How Microsoft predicted the Failure of DRM and silenced its Engineers

Ars Technica hat einen superspannenden Artikel über vier ehemalige Microsoft-Mitarbeiter, die bereits 2002 in einem Paper das Scheitern von DRM und die Unausweichlichkeit kulturellen Sharings durch das Entstehung von dezentralen P2P-Netzen und Darknets voraussagten. Dafür wurden sie beinahe gefeuert. Und zur Erinnerung: Danach kam Microsoft mit dem ganz fantastischen Zune-Player und der grandios gescheiterten DRM-Zertifizierung Plays For Sure. Hätten sie damals mal besser auf ihre eigenen Leute gehört.

The paper predicted that as information technology gets more powerful, it will grow easier and easier for people to share information with each other. Over time, people will assemble themselves into what the authors called the "darknet." The term encompasses formal peer-to-peer networks such as Napster and BitTorrent, but it also includes other modes of sharing, such as swapping files over a local area network or exchanging USB thumb drives loaded with files.

Once a popular piece of information—say, a movie, a song, or a software title—"leaks" into the darknet, stopping its spread becomes practically impossible. This, the engineers realized, had an important implication: to prevent piracy, digital rights management had to work not just against average users, but against the most tech-savvy users on the planet. It only takes a single user to find a vulnerability in a DRM scheme, strip the protection from the content, and release the unencrypted version to the darknet. Then millions of other users merely need to know how to use ordinary tools such as BitTorrent to get their own copies.
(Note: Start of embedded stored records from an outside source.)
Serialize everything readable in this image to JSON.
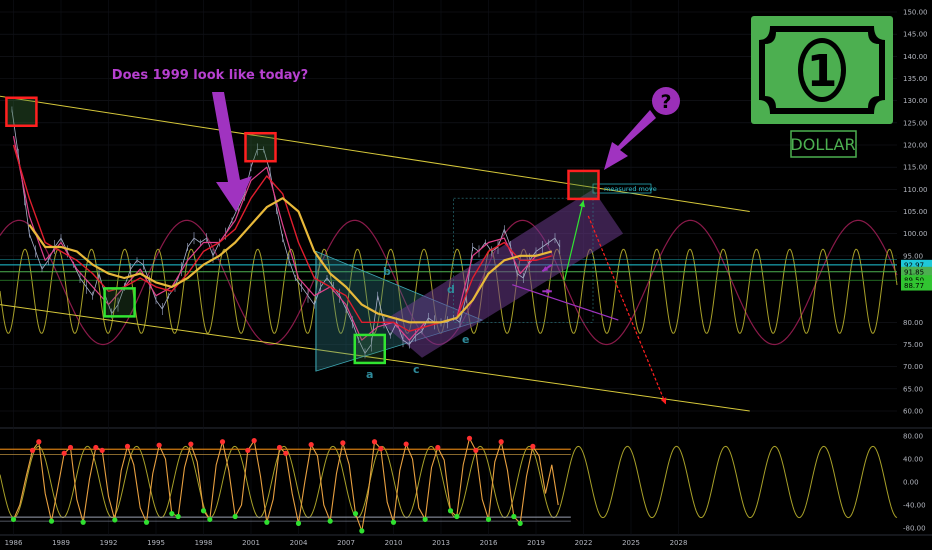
{
  "annotations": {
    "question_text": "Does 1999 look like today?",
    "question_mark": "?",
    "measured_move": "measured move",
    "wave_labels": [
      "a",
      "b",
      "c",
      "d",
      "e"
    ],
    "dollar_word": "DOLLAR",
    "dollar_digit": "1"
  },
  "colors": {
    "background": "#000000",
    "price": "#a9b1c9",
    "ma_fast": "#e0408a",
    "ma_mid": "#e01e2e",
    "ma_slow": "#e8b93a",
    "channel": "#d6c83a",
    "cycle_long": "#8a1a4a",
    "cycle_short": "#a8a028",
    "triangle": "#2e7d86",
    "projection": "#6a3a8a",
    "box_red": "#ff2020",
    "box_green": "#31e531",
    "arrow_purple": "#a033c0",
    "dollar_green": "#4caf50",
    "hline_cyan": "#1fc8d8",
    "hline_green": "#4caf50"
  },
  "chart_data": [
    {
      "type": "line",
      "title": "",
      "x_ticks": [
        "1986",
        "1989",
        "1992",
        "1995",
        "1998",
        "2001",
        "2004",
        "2007",
        "2010",
        "2013",
        "2016",
        "2019",
        "2022",
        "2025",
        "2028"
      ],
      "y_ticks": [
        "150.00",
        "145.00",
        "140.00",
        "135.00",
        "130.00",
        "125.00",
        "120.00",
        "115.00",
        "110.00",
        "105.00",
        "100.00",
        "95.00",
        "80.00",
        "75.00",
        "70.00",
        "65.00",
        "60.00"
      ],
      "ylim": [
        57,
        152
      ],
      "price_tags": [
        {
          "label": "92.97",
          "value": 92.97,
          "color": "#1fc8d8"
        },
        {
          "label": "91.85",
          "value": 91.4,
          "color": "#4caf50"
        },
        {
          "label": "89.50",
          "value": 89.5,
          "color": "#31c431"
        },
        {
          "label": "88.77",
          "value": 88.3,
          "color": "#31c431"
        }
      ],
      "series": [
        {
          "x": [
            1985.9,
            1986.3,
            1986.7,
            1987.0,
            1987.4,
            1987.8,
            1988.2,
            1988.6,
            1989.0,
            1989.4,
            1989.8,
            1990.2,
            1990.6,
            1991.0,
            1991.4,
            1991.8,
            1992.2,
            1992.6,
            1993.0,
            1993.4,
            1993.8,
            1994.2,
            1994.6,
            1995.0,
            1995.4,
            1995.8,
            1996.2,
            1996.6,
            1997.0,
            1997.4,
            1997.8,
            1998.2,
            1998.6,
            1999.0,
            1999.4,
            1999.8,
            2000.2,
            2000.6,
            2001.0,
            2001.4,
            2001.8,
            2002.2,
            2002.6,
            2003.0,
            2003.4,
            2003.8,
            2004.2,
            2004.6,
            2005.0,
            2005.4,
            2005.8,
            2006.2,
            2006.6,
            2007.0,
            2007.4,
            2007.8,
            2008.2,
            2008.6,
            2009.0,
            2009.4,
            2009.8,
            2010.2,
            2010.6,
            2011.0,
            2011.4,
            2011.8,
            2012.2,
            2012.6,
            2013.0,
            2013.4,
            2013.8,
            2014.2,
            2014.6,
            2015.0,
            2015.4,
            2015.8,
            2016.2,
            2016.6,
            2017.0,
            2017.4,
            2017.8,
            2018.2,
            2018.6,
            2019.0,
            2019.4,
            2019.8,
            2020.2,
            2020.5
          ],
          "values": [
            128,
            118,
            108,
            100,
            96,
            92,
            94,
            97,
            99,
            96,
            93,
            90,
            88,
            86,
            91,
            86,
            82,
            84,
            88,
            92,
            94,
            93,
            89,
            85,
            83,
            86,
            88,
            92,
            97,
            99,
            98,
            99,
            95,
            98,
            100,
            103,
            106,
            109,
            115,
            119,
            119,
            114,
            106,
            99,
            94,
            90,
            88,
            86,
            84,
            88,
            90,
            88,
            86,
            83,
            80,
            76,
            73,
            75,
            86,
            80,
            77,
            80,
            76,
            75,
            77,
            78,
            81,
            80,
            80,
            80,
            81,
            80,
            86,
            97,
            96,
            98,
            96,
            97,
            101,
            97,
            91,
            90,
            94,
            96,
            97,
            98,
            99,
            97
          ],
          "name": ""
        },
        {
          "x": [
            1986.0,
            1987.0,
            1988.0,
            1989.0,
            1990.0,
            1991.0,
            1992.0,
            1993.0,
            1994.0,
            1995.0,
            1996.0,
            1997.0,
            1998.0,
            1999.0,
            2000.0,
            2001.0,
            2002.0,
            2003.0,
            2004.0,
            2005.0,
            2006.0,
            2007.0,
            2008.0,
            2009.0,
            2010.0,
            2011.0,
            2012.0,
            2013.0,
            2014.0,
            2015.0,
            2016.0,
            2017.0,
            2018.0,
            2019.0,
            2020.0
          ],
          "values": [
            122,
            104,
            94,
            98,
            92,
            88,
            84,
            88,
            92,
            86,
            88,
            94,
            98,
            98,
            103,
            112,
            115,
            102,
            90,
            86,
            88,
            84,
            76,
            79,
            80,
            76,
            80,
            80,
            81,
            95,
            98,
            99,
            91,
            95,
            96
          ],
          "name": ""
        },
        {
          "x": [
            1986.0,
            1987.0,
            1988.0,
            1989.0,
            1990.0,
            1991.0,
            1992.0,
            1993.0,
            1994.0,
            1995.0,
            1996.0,
            1997.0,
            1998.0,
            1999.0,
            2000.0,
            2001.0,
            2002.0,
            2003.0,
            2004.0,
            2005.0,
            2006.0,
            2007.0,
            2008.0,
            2009.0,
            2010.0,
            2011.0,
            2012.0,
            2013.0,
            2014.0,
            2015.0,
            2016.0,
            2017.0,
            2018.0,
            2019.0,
            2020.0
          ],
          "values": [
            120,
            108,
            98,
            96,
            94,
            91,
            87,
            88,
            90,
            88,
            87,
            91,
            96,
            98,
            101,
            108,
            113,
            109,
            98,
            90,
            88,
            86,
            80,
            80,
            80,
            78,
            79,
            80,
            81,
            90,
            96,
            98,
            94,
            94,
            95
          ],
          "name": ""
        },
        {
          "x": [
            1987.0,
            1988.0,
            1989.0,
            1990.0,
            1991.0,
            1992.0,
            1993.0,
            1994.0,
            1995.0,
            1996.0,
            1997.0,
            1998.0,
            1999.0,
            2000.0,
            2001.0,
            2002.0,
            2003.0,
            2004.0,
            2005.0,
            2006.0,
            2007.0,
            2008.0,
            2009.0,
            2010.0,
            2011.0,
            2012.0,
            2013.0,
            2014.0,
            2015.0,
            2016.0,
            2017.0,
            2018.0,
            2019.0,
            2020.0
          ],
          "values": [
            102,
            97,
            97,
            96,
            93,
            91,
            90,
            91,
            89,
            88,
            90,
            93,
            95,
            98,
            102,
            106,
            108,
            105,
            96,
            91,
            88,
            84,
            82,
            81,
            80,
            80,
            80,
            81,
            85,
            91,
            94,
            95,
            95,
            96
          ],
          "name": ""
        }
      ]
    },
    {
      "type": "line",
      "title": "",
      "y_ticks": [
        "80.00",
        "40.00",
        "0.00",
        "-40.00",
        "-80.00"
      ],
      "ylim": [
        -92,
        92
      ],
      "series": [
        {
          "x": [
            1986.0,
            1986.4,
            1986.8,
            1987.2,
            1987.6,
            1988.0,
            1988.4,
            1988.8,
            1989.2,
            1989.6,
            1990.0,
            1990.4,
            1990.8,
            1991.2,
            1991.6,
            1992.0,
            1992.4,
            1992.8,
            1993.2,
            1993.6,
            1994.0,
            1994.4,
            1994.8,
            1995.2,
            1995.6,
            1996.0,
            1996.4,
            1996.8,
            1997.2,
            1997.6,
            1998.0,
            1998.4,
            1998.8,
            1999.2,
            1999.6,
            2000.0,
            2000.4,
            2000.8,
            2001.2,
            2001.6,
            2002.0,
            2002.4,
            2002.8,
            2003.2,
            2003.6,
            2004.0,
            2004.4,
            2004.8,
            2005.2,
            2005.6,
            2006.0,
            2006.4,
            2006.8,
            2007.2,
            2007.6,
            2008.0,
            2008.4,
            2008.8,
            2009.2,
            2009.6,
            2010.0,
            2010.4,
            2010.8,
            2011.2,
            2011.6,
            2012.0,
            2012.4,
            2012.8,
            2013.2,
            2013.6,
            2014.0,
            2014.4,
            2014.8,
            2015.2,
            2015.6,
            2016.0,
            2016.4,
            2016.8,
            2017.2,
            2017.6,
            2018.0,
            2018.4,
            2018.8,
            2019.2,
            2019.6,
            2020.0,
            2020.4
          ],
          "values": [
            -65,
            -40,
            10,
            55,
            70,
            -20,
            -68,
            -10,
            50,
            60,
            -30,
            -70,
            5,
            60,
            55,
            -25,
            -66,
            20,
            62,
            30,
            -45,
            -70,
            15,
            64,
            40,
            -55,
            -60,
            25,
            66,
            35,
            -50,
            -65,
            30,
            70,
            20,
            -60,
            -40,
            55,
            72,
            10,
            -70,
            -30,
            60,
            50,
            -20,
            -72,
            0,
            65,
            45,
            -40,
            -68,
            15,
            68,
            30,
            -55,
            -85,
            -20,
            70,
            58,
            -35,
            -70,
            20,
            66,
            40,
            -45,
            -65,
            25,
            60,
            38,
            -50,
            -60,
            30,
            76,
            55,
            -30,
            -65,
            35,
            70,
            20,
            -60,
            -72,
            10,
            62,
            45,
            -20,
            30,
            -40
          ],
          "name": ""
        }
      ]
    }
  ]
}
How 4 Microsoft engineers proved that the “darknet” would defeat DRM